● **INSTRUCTIONS TO FOLLOW**: Retype each line of the listing. Do not alter anything.

● **DATA**:
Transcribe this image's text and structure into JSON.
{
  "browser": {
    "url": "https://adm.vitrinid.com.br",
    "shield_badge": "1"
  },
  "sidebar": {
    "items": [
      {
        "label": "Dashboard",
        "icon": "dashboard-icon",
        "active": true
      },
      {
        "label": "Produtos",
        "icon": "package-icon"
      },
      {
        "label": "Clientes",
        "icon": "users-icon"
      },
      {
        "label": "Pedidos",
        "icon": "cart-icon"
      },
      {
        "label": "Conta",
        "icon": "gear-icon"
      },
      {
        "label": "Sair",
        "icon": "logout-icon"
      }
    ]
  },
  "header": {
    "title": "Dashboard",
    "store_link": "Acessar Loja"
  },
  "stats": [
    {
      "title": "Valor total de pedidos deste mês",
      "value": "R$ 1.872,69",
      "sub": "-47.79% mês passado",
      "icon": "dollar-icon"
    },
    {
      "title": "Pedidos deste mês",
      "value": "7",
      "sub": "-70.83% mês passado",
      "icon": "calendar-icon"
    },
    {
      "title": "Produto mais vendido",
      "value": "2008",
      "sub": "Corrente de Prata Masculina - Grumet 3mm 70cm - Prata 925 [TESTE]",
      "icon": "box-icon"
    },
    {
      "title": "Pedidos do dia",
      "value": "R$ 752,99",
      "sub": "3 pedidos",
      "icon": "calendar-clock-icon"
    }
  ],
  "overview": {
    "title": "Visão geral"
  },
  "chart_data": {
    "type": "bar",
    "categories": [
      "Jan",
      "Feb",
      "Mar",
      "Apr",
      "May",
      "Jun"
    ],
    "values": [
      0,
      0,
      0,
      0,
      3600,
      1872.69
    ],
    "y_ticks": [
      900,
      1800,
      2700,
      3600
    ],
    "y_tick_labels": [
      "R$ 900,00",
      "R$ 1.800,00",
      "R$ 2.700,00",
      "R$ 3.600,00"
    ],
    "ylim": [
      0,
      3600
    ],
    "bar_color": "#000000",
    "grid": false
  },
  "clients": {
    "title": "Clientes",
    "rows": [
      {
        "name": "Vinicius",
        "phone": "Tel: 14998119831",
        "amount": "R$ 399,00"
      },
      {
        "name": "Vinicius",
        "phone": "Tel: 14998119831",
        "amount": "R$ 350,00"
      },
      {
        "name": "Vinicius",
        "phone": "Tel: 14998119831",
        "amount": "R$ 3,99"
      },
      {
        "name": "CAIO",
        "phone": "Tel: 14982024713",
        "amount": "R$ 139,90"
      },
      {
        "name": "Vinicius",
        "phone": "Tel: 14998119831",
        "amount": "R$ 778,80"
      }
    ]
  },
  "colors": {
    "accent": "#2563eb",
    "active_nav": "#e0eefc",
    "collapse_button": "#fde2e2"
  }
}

● **RESPONSE TO THE TASK**:
Transcribe this image's text and structure into JSON.
{
  "browser": {
    "url": "https://adm.vitrinid.com.br",
    "shield_badge": "1"
  },
  "sidebar": {
    "items": [
      {
        "label": "Dashboard",
        "icon": "dashboard-icon",
        "active": true
      },
      {
        "label": "Produtos",
        "icon": "package-icon"
      },
      {
        "label": "Clientes",
        "icon": "users-icon"
      },
      {
        "label": "Pedidos",
        "icon": "cart-icon"
      },
      {
        "label": "Conta",
        "icon": "gear-icon"
      },
      {
        "label": "Sair",
        "icon": "logout-icon"
      }
    ]
  },
  "header": {
    "title": "Dashboard",
    "store_link": "Acessar Loja"
  },
  "stats": [
    {
      "title": "Valor total de pedidos deste mês",
      "value": "R$ 1.872,69",
      "sub": "-47.79% mês passado",
      "icon": "dollar-icon"
    },
    {
      "title": "Pedidos deste mês",
      "value": "7",
      "sub": "-70.83% mês passado",
      "icon": "calendar-icon"
    },
    {
      "title": "Produto mais vendido",
      "value": "2008",
      "sub": "Corrente de Prata Masculina - Grumet 3mm 70cm - Prata 925 [TESTE]",
      "icon": "box-icon"
    },
    {
      "title": "Pedidos do dia",
      "value": "R$ 752,99",
      "sub": "3 pedidos",
      "icon": "calendar-clock-icon"
    }
  ],
  "overview": {
    "title": "Visão geral"
  },
  "chart_data": {
    "type": "bar",
    "categories": [
      "Jan",
      "Feb",
      "Mar",
      "Apr",
      "May",
      "Jun"
    ],
    "values": [
      0,
      0,
      0,
      0,
      3600,
      1872.69
    ],
    "y_ticks": [
      900,
      1800,
      2700,
      3600
    ],
    "y_tick_labels": [
      "R$ 900,00",
      "R$ 1.800,00",
      "R$ 2.700,00",
      "R$ 3.600,00"
    ],
    "ylim": [
      0,
      3600
    ],
    "bar_color": "#000000",
    "grid": false
  },
  "clients": {
    "title": "Clientes",
    "rows": [
      {
        "name": "Vinicius",
        "phone": "Tel: 14998119831",
        "amount": "R$ 399,00"
      },
      {
        "name": "Vinicius",
        "phone": "Tel: 14998119831",
        "amount": "R$ 350,00"
      },
      {
        "name": "Vinicius",
        "phone": "Tel: 14998119831",
        "amount": "R$ 3,99"
      },
      {
        "name": "CAIO",
        "phone": "Tel: 14982024713",
        "amount": "R$ 139,90"
      },
      {
        "name": "Vinicius",
        "phone": "Tel: 14998119831",
        "amount": "R$ 778,80"
      }
    ]
  },
  "colors": {
    "accent": "#2563eb",
    "active_nav": "#e0eefc",
    "collapse_button": "#fde2e2"
  }
}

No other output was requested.